There is a saying: "If a purifying pearl is put into dirty water, the dirty water cannot but be purified. If the
Buddha-name is put into a chaotic mind, even that chaotic mind cannot fail to become enlightened." Reciting the
Buddha-name with faith and vows is a true cause for the Supreme Vehicle. The Four Pure Lands [the Land Where Saints
and Ordinary Beings Dwell Together, the Land of Expedient Liberation, the Land of Real Reward, and the Land of
Eternally Quiescent Light] are the wondrous fruits of the Supreme Vehicle. If you have the causal basis, then the
result is sure to follow.
Therefore, faith, vows and reciting the Buddha-name are the true guiding principles of the Amitabha Sutra.
The characteristics of the Four Pure Lands are described in detail in the Miao-tsung commentary and in the book.
An explanation of the Brahma Net Sutra, and I will not explain them in full here. Later on I will give a brief
account of them as I explicate the text.
1.5 The Function of the Sutra
there is the sutra's function.
The powerful function of this sutra is to enable us to be reborn in the Pure Land and never fall back. Rebirth
in the Pure Land can be categorized in terms of the Four Pure Lands, and also into Nine Lotus Grades in each Land.
Here I will give a brief explanation of the characteristics of the Four Lands.
If you recite the Buddha-name without cutting off your Delusions of Views and Thoughts, depending on how scattered
or how concentrated you are, you are reborn within the Nine Lotus Grades of the Land Where Saints and Ordinary Beings
If you recite the Buddha-name to the point of single-mindedness (phenomenal level), your Delusions of Views and
Thoughts are cut off and you are reborn in the Land of Expedient Liberation of Arhats and Pratyei Buddhas.
If you recite the Buddha-name to the point single-mindedness (noumenon or inner truth level), and you smash from
one to forty-one levels of ignorance and delusion, then you are born in the Land of Real Reward where Bodhisattvas
However, if you recite the Buddha-name to the point where all forty-two levels of ignorance and delusion are
totally cut off, this is the highest reward and you will be reborn in the Land of Eternally Quiescent Light where
the Buddhas dwell.
The Amitabha Sutra has this kind of powerful function, which no text can describe.

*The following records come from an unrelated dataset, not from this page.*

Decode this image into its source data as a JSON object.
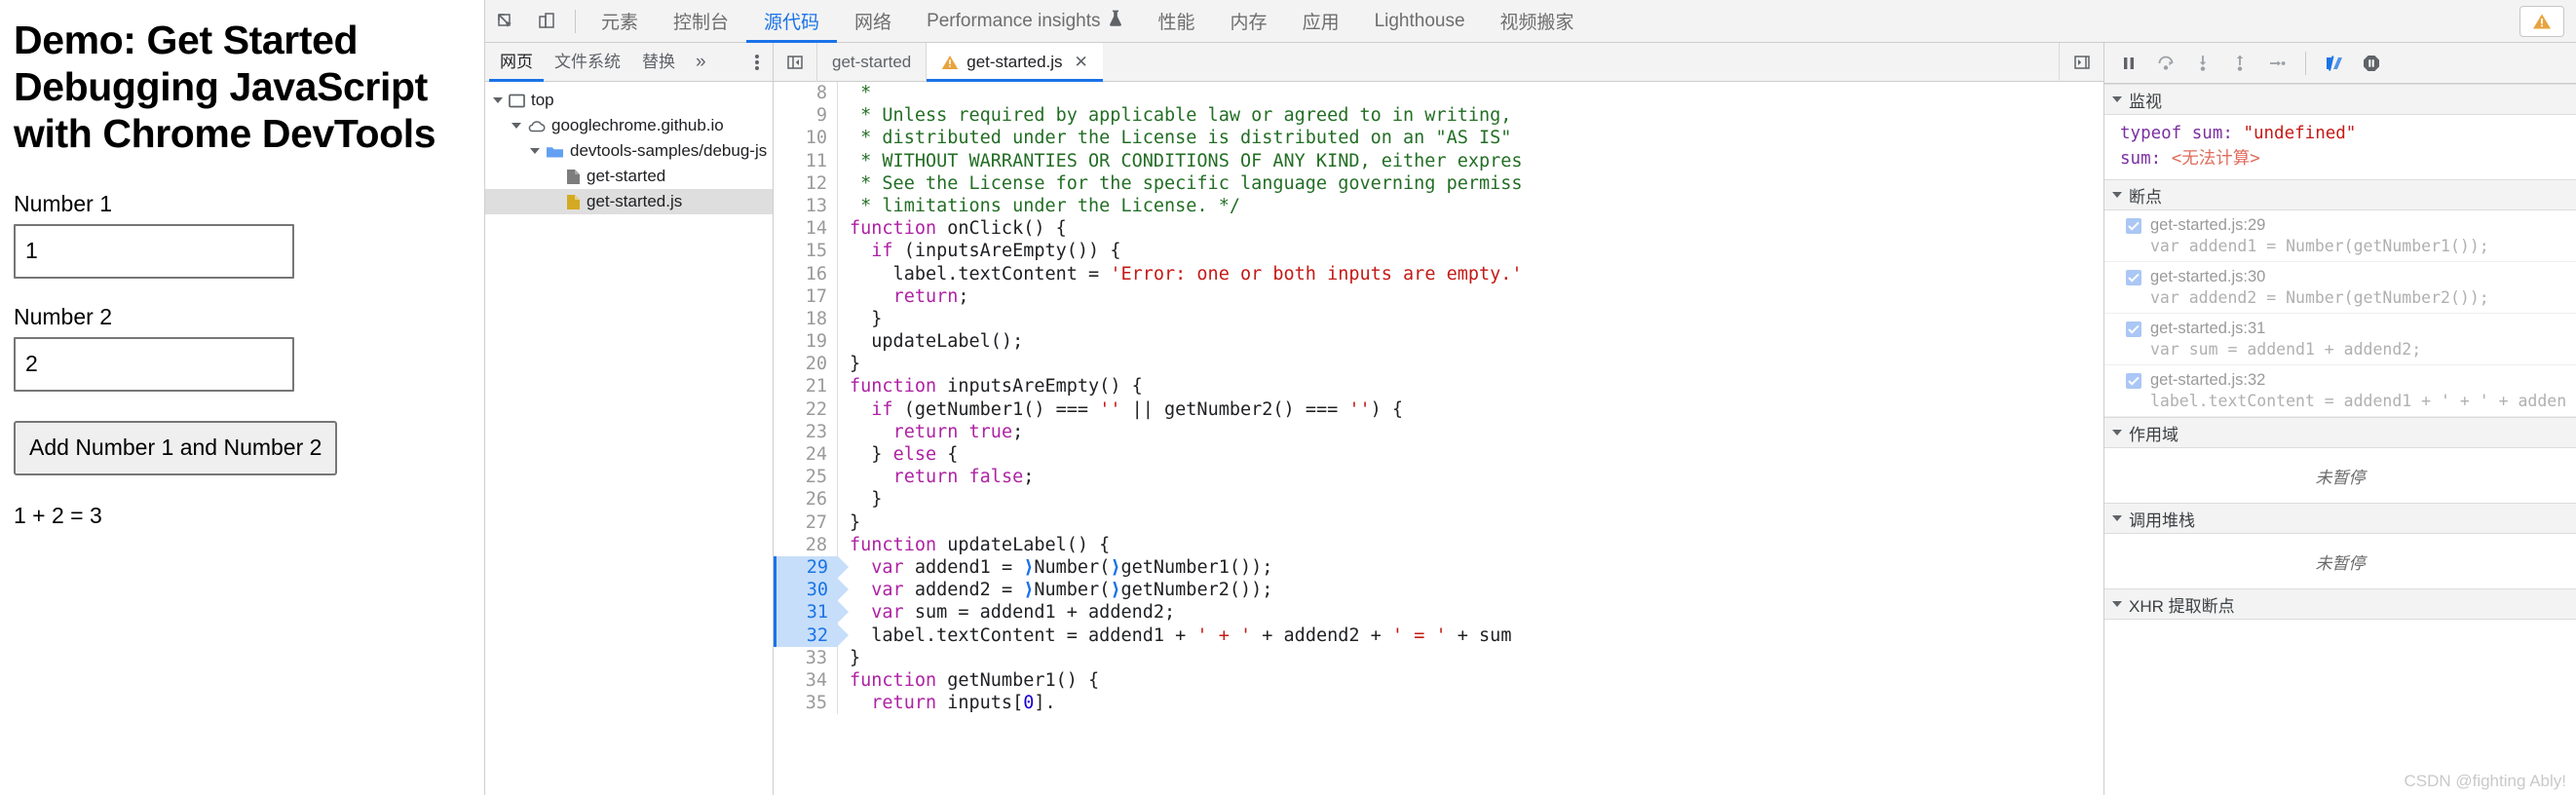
{
  "demo_page": {
    "title": "Demo: Get Started Debugging JavaScript with Chrome DevTools",
    "label1": "Number 1",
    "value1": "1",
    "label2": "Number 2",
    "value2": "2",
    "button": "Add Number 1 and Number 2",
    "result": "1 + 2 = 3"
  },
  "devtools": {
    "main_tabs": [
      {
        "label": "元素",
        "active": false
      },
      {
        "label": "控制台",
        "active": false
      },
      {
        "label": "源代码",
        "active": true
      },
      {
        "label": "网络",
        "active": false
      },
      {
        "label": "Performance insights",
        "active": false,
        "icon": "flask-icon"
      },
      {
        "label": "性能",
        "active": false
      },
      {
        "label": "内存",
        "active": false
      },
      {
        "label": "应用",
        "active": false
      },
      {
        "label": "Lighthouse",
        "active": false
      },
      {
        "label": "视频搬家",
        "active": false
      }
    ],
    "warning_badge_color": "#e8a33d",
    "navigator": {
      "tabs": [
        {
          "label": "网页",
          "active": true
        },
        {
          "label": "文件系统",
          "active": false
        },
        {
          "label": "替换",
          "active": false
        }
      ],
      "more_label": "»",
      "tree": [
        {
          "label": "top",
          "depth": 0,
          "icon": "frame-icon",
          "expanded": true,
          "selected": false
        },
        {
          "label": "googlechrome.github.io",
          "depth": 1,
          "icon": "cloud-icon",
          "expanded": true,
          "selected": false
        },
        {
          "label": "devtools-samples/debug-js",
          "depth": 2,
          "icon": "folder-icon",
          "expanded": true,
          "selected": false
        },
        {
          "label": "get-started",
          "depth": 3,
          "icon": "document-icon",
          "expanded": null,
          "selected": false
        },
        {
          "label": "get-started.js",
          "depth": 3,
          "icon": "js-file-icon",
          "expanded": null,
          "selected": true
        }
      ]
    },
    "editor": {
      "tabs": [
        {
          "label": "get-started",
          "active": false,
          "warning": false,
          "closable": false
        },
        {
          "label": "get-started.js",
          "active": true,
          "warning": true,
          "closable": true
        }
      ],
      "close_glyph": "✕",
      "lines": [
        {
          "n": 8,
          "bp": false,
          "tokens": [
            {
              "t": " * ",
              "c": "cmt"
            }
          ]
        },
        {
          "n": 9,
          "bp": false,
          "tokens": [
            {
              "t": " * Unless required by applicable law or agreed to in writing,",
              "c": "cmt"
            }
          ]
        },
        {
          "n": 10,
          "bp": false,
          "tokens": [
            {
              "t": " * distributed under the License is distributed on an \"AS IS\"",
              "c": "cmt"
            }
          ]
        },
        {
          "n": 11,
          "bp": false,
          "tokens": [
            {
              "t": " * WITHOUT WARRANTIES OR CONDITIONS OF ANY KIND, either expres",
              "c": "cmt"
            }
          ]
        },
        {
          "n": 12,
          "bp": false,
          "tokens": [
            {
              "t": " * See the License for the specific language governing permiss",
              "c": "cmt"
            }
          ]
        },
        {
          "n": 13,
          "bp": false,
          "tokens": [
            {
              "t": " * limitations under the License. */",
              "c": "cmt"
            }
          ]
        },
        {
          "n": 14,
          "bp": false,
          "tokens": [
            {
              "t": "function",
              "c": "kw"
            },
            {
              "t": " onClick() {",
              "c": ""
            }
          ]
        },
        {
          "n": 15,
          "bp": false,
          "tokens": [
            {
              "t": "  ",
              "c": ""
            },
            {
              "t": "if",
              "c": "kw"
            },
            {
              "t": " (inputsAreEmpty()) {",
              "c": ""
            }
          ]
        },
        {
          "n": 16,
          "bp": false,
          "tokens": [
            {
              "t": "    label.textContent = ",
              "c": ""
            },
            {
              "t": "'Error: one or both inputs are empty.'",
              "c": "str"
            }
          ]
        },
        {
          "n": 17,
          "bp": false,
          "tokens": [
            {
              "t": "    ",
              "c": ""
            },
            {
              "t": "return",
              "c": "kw"
            },
            {
              "t": ";",
              "c": ""
            }
          ]
        },
        {
          "n": 18,
          "bp": false,
          "tokens": [
            {
              "t": "  }",
              "c": ""
            }
          ]
        },
        {
          "n": 19,
          "bp": false,
          "tokens": [
            {
              "t": "  updateLabel();",
              "c": ""
            }
          ]
        },
        {
          "n": 20,
          "bp": false,
          "tokens": [
            {
              "t": "}",
              "c": ""
            }
          ]
        },
        {
          "n": 21,
          "bp": false,
          "tokens": [
            {
              "t": "function",
              "c": "kw"
            },
            {
              "t": " inputsAreEmpty() {",
              "c": ""
            }
          ]
        },
        {
          "n": 22,
          "bp": false,
          "tokens": [
            {
              "t": "  ",
              "c": ""
            },
            {
              "t": "if",
              "c": "kw"
            },
            {
              "t": " (getNumber1() === ",
              "c": ""
            },
            {
              "t": "''",
              "c": "str"
            },
            {
              "t": " || getNumber2() === ",
              "c": ""
            },
            {
              "t": "''",
              "c": "str"
            },
            {
              "t": ") {",
              "c": ""
            }
          ]
        },
        {
          "n": 23,
          "bp": false,
          "tokens": [
            {
              "t": "    ",
              "c": ""
            },
            {
              "t": "return",
              "c": "kw"
            },
            {
              "t": " ",
              "c": ""
            },
            {
              "t": "true",
              "c": "kw"
            },
            {
              "t": ";",
              "c": ""
            }
          ]
        },
        {
          "n": 24,
          "bp": false,
          "tokens": [
            {
              "t": "  } ",
              "c": ""
            },
            {
              "t": "else",
              "c": "kw"
            },
            {
              "t": " {",
              "c": ""
            }
          ]
        },
        {
          "n": 25,
          "bp": false,
          "tokens": [
            {
              "t": "    ",
              "c": ""
            },
            {
              "t": "return",
              "c": "kw"
            },
            {
              "t": " ",
              "c": ""
            },
            {
              "t": "false",
              "c": "kw"
            },
            {
              "t": ";",
              "c": ""
            }
          ]
        },
        {
          "n": 26,
          "bp": false,
          "tokens": [
            {
              "t": "  }",
              "c": ""
            }
          ]
        },
        {
          "n": 27,
          "bp": false,
          "tokens": [
            {
              "t": "}",
              "c": ""
            }
          ]
        },
        {
          "n": 28,
          "bp": false,
          "tokens": [
            {
              "t": "function",
              "c": "kw"
            },
            {
              "t": " updateLabel() {",
              "c": ""
            }
          ]
        },
        {
          "n": 29,
          "bp": true,
          "tokens": [
            {
              "t": "  ",
              "c": ""
            },
            {
              "t": "var",
              "c": "kw"
            },
            {
              "t": " addend1 = ",
              "c": ""
            },
            {
              "t": "⟩",
              "c": "chev"
            },
            {
              "t": "Number(",
              "c": ""
            },
            {
              "t": "⟩",
              "c": "chev"
            },
            {
              "t": "getNumber1());",
              "c": ""
            }
          ]
        },
        {
          "n": 30,
          "bp": true,
          "tokens": [
            {
              "t": "  ",
              "c": ""
            },
            {
              "t": "var",
              "c": "kw"
            },
            {
              "t": " addend2 = ",
              "c": ""
            },
            {
              "t": "⟩",
              "c": "chev"
            },
            {
              "t": "Number(",
              "c": ""
            },
            {
              "t": "⟩",
              "c": "chev"
            },
            {
              "t": "getNumber2());",
              "c": ""
            }
          ]
        },
        {
          "n": 31,
          "bp": true,
          "tokens": [
            {
              "t": "  ",
              "c": ""
            },
            {
              "t": "var",
              "c": "kw"
            },
            {
              "t": " sum = addend1 + addend2;",
              "c": ""
            }
          ]
        },
        {
          "n": 32,
          "bp": true,
          "tokens": [
            {
              "t": "  label.textContent = addend1 + ",
              "c": ""
            },
            {
              "t": "' + '",
              "c": "str"
            },
            {
              "t": " + addend2 + ",
              "c": ""
            },
            {
              "t": "' = '",
              "c": "str"
            },
            {
              "t": " + sum",
              "c": ""
            }
          ]
        },
        {
          "n": 33,
          "bp": false,
          "tokens": [
            {
              "t": "}",
              "c": ""
            }
          ]
        },
        {
          "n": 34,
          "bp": false,
          "tokens": [
            {
              "t": "function",
              "c": "kw"
            },
            {
              "t": " getNumber1() {",
              "c": ""
            }
          ]
        },
        {
          "n": 35,
          "bp": false,
          "tokens": [
            {
              "t": "  ",
              "c": ""
            },
            {
              "t": "return",
              "c": "kw"
            },
            {
              "t": " inputs[",
              "c": ""
            },
            {
              "t": "0",
              "c": "num"
            },
            {
              "t": "].",
              "c": ""
            }
          ]
        }
      ]
    },
    "debugger": {
      "toolbar_buttons": [
        {
          "name": "resume-script-button",
          "glyph": "pause"
        },
        {
          "name": "step-over-button",
          "glyph": "step-over"
        },
        {
          "name": "step-into-button",
          "glyph": "step-into"
        },
        {
          "name": "step-out-button",
          "glyph": "step-out"
        },
        {
          "name": "step-button",
          "glyph": "step"
        },
        {
          "name": "deactivate-breakpoints-button",
          "glyph": "deactivate"
        },
        {
          "name": "pause-on-exceptions-button",
          "glyph": "pause-exceptions"
        }
      ],
      "watch": {
        "title": "监视",
        "items": [
          {
            "name": "typeof sum",
            "value": "\"undefined\"",
            "kind": "string"
          },
          {
            "name": "sum",
            "value": "<无法计算>",
            "kind": "error"
          }
        ]
      },
      "breakpoints": {
        "title": "断点",
        "items": [
          {
            "location": "get-started.js:29",
            "code": "var addend1 = Number(getNumber1());",
            "checked": true
          },
          {
            "location": "get-started.js:30",
            "code": "var addend2 = Number(getNumber2());",
            "checked": true
          },
          {
            "location": "get-started.js:31",
            "code": "var sum = addend1 + addend2;",
            "checked": true
          },
          {
            "location": "get-started.js:32",
            "code": "label.textContent = addend1 + ' + ' + adden",
            "checked": true
          }
        ]
      },
      "scope": {
        "title": "作用域",
        "empty": "未暂停"
      },
      "call_stack": {
        "title": "调用堆栈",
        "empty": "未暂停"
      },
      "xhr_breakpoints": {
        "title": "XHR 提取断点"
      }
    },
    "watermark": "CSDN @fighting Ably!"
  }
}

The powerful function of the
Amitabha Sutra should not be mentioned on the same day as the [far more pessimistic teaching] that lifetime after
lifetime of cultivation (with all the dangers of retrogression) is necessary before you can expect enlightenment.
How can Zen Buddhists and Scriptural Buddhists fail to consider this?
1.6 Forms of the Buddhist teaching in this Sutra
Fifth, there are the forms of the Buddhist teaching in the sutra to explain.
The sutra is contained in the Mahayana canon, Bodhisattva vehicle, and is "self-spoken" -- delivered by tbe
Buddha without being asked.
This sutra enables sentient beings with many karmic obstructions who live in the Dharma-Ending Age to make a
direct ascent toward enlightenment without falling back.
Thus, in the future when all the other sutras have perished, only this Amitabha Sutra will survive for another
century, to bring deliverance on a wide scale to sentient beings.
The Amitabha Sutra is a remedy for all sicknesses. It is beyond relativities, a perfect fusion, with
inconceivable power. The mystic treasury of the Flower Ornament (Avatamsaka) Sutra, the secret gist of the Lotus
Sutra, the essential teachings on mind of all the Buddhas, the compass of all the Bodhisattvas' myriad practices
- none of them is outside of this sutra. If I wanted to praise it at length, at the end of time I still would not
be finished. Those with wisdom must know this sutra for themselves.